I’d been wondering recently if I should buy a nice days of the week/month/weather calendar. Seth has been asking about that more. And I don’t think it would be a bad thing to have.
BUT… I like to hear that it isn’t necessary. I like to look at preschool educational ideas, and we have lots of educational games and toys around here. Honestly, there is so much out there that it overwhelms me…
These days, my goal is for us to spend a good bit of time reading together, step back and let the boys create imaginative play together, and do 2-3 short learning activities.
Yes, I did some alphabet themed preschool. I may go back to it sometime. BUT… I think Seth and Evan can learn the same things that they got from that without me planning it all out so much.
Here is a typical day with preschoolers around here:
Seth gets up and puts on his clothes. I point out if his shirt or shorts are on backwards, and he corrects it. Evan puts diapers in the trash can. That’s his “job.” Seth puts his own bowl and spoon from breakfast in the sink.
We read several books together. Evan picks some, and Seth picks some. They will ask me to read a lot throughout the day. At this point, Evan has the attention span to make it through many of the books that Seth reads, including “Frog and Toad.” Pretty good for a barely 2-year-old boy, I think.

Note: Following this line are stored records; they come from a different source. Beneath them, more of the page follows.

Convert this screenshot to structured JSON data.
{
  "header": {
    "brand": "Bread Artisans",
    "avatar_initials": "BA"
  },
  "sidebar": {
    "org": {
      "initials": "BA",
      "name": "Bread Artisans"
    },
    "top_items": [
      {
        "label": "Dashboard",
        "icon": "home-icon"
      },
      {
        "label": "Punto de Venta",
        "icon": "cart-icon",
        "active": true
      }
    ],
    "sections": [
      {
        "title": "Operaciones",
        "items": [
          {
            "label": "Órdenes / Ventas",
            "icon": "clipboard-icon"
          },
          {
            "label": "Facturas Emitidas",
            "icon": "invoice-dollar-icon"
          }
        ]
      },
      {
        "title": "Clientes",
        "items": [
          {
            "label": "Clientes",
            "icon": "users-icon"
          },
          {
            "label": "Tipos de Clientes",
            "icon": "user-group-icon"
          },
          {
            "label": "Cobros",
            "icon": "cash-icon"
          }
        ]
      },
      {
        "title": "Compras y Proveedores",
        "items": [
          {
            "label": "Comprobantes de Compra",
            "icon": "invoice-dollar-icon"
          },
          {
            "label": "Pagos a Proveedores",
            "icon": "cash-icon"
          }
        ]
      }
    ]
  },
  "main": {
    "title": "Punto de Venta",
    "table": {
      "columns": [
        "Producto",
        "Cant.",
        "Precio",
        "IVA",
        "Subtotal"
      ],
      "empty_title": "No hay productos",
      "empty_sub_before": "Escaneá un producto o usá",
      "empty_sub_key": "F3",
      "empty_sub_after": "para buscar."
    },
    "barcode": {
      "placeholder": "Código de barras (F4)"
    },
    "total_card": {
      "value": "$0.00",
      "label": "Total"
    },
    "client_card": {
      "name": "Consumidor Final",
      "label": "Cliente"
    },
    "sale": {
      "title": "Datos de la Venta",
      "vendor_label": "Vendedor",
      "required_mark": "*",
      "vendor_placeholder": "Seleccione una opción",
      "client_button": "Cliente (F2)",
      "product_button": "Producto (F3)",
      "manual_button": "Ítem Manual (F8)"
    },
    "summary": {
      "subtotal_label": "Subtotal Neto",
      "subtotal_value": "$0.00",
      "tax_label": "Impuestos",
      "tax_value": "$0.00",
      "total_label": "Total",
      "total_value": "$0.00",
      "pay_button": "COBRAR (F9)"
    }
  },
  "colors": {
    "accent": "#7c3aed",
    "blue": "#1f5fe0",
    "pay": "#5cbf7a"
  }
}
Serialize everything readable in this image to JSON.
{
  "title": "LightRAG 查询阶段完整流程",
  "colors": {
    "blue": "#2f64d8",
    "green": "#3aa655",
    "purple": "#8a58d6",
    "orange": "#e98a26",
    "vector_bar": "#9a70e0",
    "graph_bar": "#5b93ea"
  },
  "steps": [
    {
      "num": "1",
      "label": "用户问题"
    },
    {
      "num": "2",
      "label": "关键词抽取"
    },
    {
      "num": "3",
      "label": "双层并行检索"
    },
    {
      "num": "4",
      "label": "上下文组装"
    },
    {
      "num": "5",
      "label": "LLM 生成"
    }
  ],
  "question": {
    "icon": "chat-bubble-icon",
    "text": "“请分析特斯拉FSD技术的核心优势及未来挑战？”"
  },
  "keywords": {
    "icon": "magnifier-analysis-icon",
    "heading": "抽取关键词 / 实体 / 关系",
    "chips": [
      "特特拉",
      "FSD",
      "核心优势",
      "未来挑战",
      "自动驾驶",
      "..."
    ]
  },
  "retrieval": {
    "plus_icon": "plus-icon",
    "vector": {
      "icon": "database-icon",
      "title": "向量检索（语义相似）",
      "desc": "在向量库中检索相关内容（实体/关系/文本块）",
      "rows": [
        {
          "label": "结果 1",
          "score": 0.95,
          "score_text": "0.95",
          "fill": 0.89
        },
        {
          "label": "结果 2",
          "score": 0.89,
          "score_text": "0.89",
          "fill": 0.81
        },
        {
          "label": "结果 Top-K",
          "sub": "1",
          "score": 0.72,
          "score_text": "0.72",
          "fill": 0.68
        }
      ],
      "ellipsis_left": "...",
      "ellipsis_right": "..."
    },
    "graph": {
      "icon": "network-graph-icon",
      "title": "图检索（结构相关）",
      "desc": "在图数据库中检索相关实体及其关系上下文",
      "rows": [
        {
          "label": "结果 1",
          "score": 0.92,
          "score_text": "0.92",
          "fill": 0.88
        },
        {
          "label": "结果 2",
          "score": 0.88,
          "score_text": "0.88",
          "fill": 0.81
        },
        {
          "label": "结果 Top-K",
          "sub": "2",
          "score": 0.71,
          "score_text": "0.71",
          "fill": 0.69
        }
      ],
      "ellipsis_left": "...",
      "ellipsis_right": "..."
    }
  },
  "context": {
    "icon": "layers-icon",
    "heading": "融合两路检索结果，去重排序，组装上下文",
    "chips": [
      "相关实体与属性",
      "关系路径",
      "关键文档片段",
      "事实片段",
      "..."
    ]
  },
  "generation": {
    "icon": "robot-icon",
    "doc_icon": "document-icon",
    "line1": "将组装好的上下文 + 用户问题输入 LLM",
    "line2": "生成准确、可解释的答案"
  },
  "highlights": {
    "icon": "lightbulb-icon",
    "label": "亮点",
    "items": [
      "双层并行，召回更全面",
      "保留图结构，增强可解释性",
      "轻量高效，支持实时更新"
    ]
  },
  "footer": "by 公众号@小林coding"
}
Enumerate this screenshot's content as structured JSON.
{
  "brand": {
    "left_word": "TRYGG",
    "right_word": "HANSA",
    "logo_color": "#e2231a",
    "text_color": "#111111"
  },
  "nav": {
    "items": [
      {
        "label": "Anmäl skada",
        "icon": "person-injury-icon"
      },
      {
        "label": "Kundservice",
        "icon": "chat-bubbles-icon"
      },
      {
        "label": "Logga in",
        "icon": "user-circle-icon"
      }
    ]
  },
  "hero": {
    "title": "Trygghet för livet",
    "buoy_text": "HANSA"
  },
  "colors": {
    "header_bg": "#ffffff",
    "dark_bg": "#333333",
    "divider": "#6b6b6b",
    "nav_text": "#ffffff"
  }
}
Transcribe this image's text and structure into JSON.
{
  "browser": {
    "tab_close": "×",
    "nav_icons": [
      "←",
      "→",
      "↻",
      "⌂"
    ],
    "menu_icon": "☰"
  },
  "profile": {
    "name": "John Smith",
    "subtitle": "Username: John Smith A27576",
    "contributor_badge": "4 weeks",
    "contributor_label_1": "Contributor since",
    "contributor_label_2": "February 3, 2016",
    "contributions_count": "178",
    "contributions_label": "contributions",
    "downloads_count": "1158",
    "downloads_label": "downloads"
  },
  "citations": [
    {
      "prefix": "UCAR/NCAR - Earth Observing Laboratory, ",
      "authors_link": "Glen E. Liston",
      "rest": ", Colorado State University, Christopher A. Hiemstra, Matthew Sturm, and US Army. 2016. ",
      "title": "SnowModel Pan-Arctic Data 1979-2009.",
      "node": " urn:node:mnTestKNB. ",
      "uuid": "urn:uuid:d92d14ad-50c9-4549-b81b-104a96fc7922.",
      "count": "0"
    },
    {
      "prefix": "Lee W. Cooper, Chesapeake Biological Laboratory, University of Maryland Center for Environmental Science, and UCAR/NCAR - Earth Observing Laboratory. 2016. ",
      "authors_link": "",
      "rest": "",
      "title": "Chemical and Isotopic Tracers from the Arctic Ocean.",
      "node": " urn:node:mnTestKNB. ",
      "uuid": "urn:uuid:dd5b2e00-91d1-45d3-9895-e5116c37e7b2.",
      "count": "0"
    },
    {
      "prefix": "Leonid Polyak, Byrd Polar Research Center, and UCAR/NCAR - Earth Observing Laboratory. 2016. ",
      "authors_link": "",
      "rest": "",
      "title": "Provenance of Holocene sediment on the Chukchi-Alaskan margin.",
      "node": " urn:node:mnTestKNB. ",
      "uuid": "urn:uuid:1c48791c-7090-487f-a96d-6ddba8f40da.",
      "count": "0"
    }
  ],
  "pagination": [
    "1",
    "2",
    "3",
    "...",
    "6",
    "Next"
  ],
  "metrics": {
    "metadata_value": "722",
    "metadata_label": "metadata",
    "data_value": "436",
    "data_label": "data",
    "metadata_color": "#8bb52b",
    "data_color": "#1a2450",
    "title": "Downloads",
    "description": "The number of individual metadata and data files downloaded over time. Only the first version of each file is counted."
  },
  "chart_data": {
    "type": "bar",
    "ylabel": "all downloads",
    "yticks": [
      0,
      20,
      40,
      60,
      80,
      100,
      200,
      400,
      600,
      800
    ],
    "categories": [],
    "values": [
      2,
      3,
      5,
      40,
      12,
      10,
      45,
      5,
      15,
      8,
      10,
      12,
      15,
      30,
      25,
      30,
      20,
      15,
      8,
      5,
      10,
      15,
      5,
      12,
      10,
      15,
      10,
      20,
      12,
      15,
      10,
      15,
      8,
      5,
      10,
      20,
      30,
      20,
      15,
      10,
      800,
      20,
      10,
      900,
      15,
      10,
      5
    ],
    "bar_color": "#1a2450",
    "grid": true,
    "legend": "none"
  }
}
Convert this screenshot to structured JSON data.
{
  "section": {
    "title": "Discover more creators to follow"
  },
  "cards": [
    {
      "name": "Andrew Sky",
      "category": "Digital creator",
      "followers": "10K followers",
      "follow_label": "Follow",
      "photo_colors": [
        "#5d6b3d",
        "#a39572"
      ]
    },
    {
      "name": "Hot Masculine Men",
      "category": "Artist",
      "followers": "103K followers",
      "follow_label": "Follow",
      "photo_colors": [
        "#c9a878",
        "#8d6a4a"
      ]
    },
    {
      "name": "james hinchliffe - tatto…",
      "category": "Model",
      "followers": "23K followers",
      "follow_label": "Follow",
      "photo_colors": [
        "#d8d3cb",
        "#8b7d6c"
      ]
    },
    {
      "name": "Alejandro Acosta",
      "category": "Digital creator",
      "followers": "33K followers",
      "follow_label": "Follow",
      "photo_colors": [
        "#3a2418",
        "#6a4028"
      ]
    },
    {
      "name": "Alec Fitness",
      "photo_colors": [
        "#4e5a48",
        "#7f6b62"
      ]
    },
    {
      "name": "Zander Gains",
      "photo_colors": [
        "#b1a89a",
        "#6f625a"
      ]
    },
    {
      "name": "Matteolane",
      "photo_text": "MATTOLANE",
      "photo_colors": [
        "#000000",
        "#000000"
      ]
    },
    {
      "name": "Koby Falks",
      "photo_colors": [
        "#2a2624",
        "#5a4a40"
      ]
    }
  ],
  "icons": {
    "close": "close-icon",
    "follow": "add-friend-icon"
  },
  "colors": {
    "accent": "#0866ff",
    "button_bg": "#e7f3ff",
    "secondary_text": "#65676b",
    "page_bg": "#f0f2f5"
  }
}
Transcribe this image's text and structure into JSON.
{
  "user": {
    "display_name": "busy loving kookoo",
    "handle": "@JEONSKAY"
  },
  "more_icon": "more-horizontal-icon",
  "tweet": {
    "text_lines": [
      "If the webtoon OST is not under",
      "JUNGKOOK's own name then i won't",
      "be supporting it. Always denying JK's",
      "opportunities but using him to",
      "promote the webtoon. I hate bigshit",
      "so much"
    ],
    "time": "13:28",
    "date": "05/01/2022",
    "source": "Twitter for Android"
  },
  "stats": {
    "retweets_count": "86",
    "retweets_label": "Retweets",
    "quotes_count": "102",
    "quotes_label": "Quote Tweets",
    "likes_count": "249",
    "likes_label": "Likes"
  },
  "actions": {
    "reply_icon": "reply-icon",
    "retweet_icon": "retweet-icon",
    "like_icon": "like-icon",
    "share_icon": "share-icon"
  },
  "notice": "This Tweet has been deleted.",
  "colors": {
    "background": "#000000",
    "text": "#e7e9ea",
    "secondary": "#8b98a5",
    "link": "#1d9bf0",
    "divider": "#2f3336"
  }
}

I spend about 20 minutes with them doing little learning activities. These can include a few worksheets with Seth from his Rod and Staff preschool workbooks, a letter matching or number matching game, building with multicolored bears, a memory game, doing increasingly more difficult puzzles, playdough, sticker books, etc. We often sit at our little table together, Evan on my lap, and he either tries to do what Seth is doing, or I have a little activity for him to do. We don’t do this every day if we’ve got something going on, but if we don’t, we do this.
If I’m cooking something, Seth helps me dump and stir, and we talk about measurements. I encourage them both to make up rhymes and songs. They pretend all kinds of neat things, often based on books. Seth packed a “picnic” and sat on a “rock” (the sofa), just like Frog and Toad in one story.
I feel like they’re thriving, and I’m trying not to stress about whether or not Seth can recognize all his lowercase letters and his numbers. Since I know he doesn’t know them, I throw more of those games or activities in there for him. David came up with the idea of having him pick a number from the number puzzle each afternoon, and he only gets that many Goldfish crackers. Talk about an incentive for learning numbers… heh heh.
Sooo, preschool? I think we’re doing well here for now. I care most that they’re using their imaginations and loving to read, and I figure that’s most important at 2 and 4…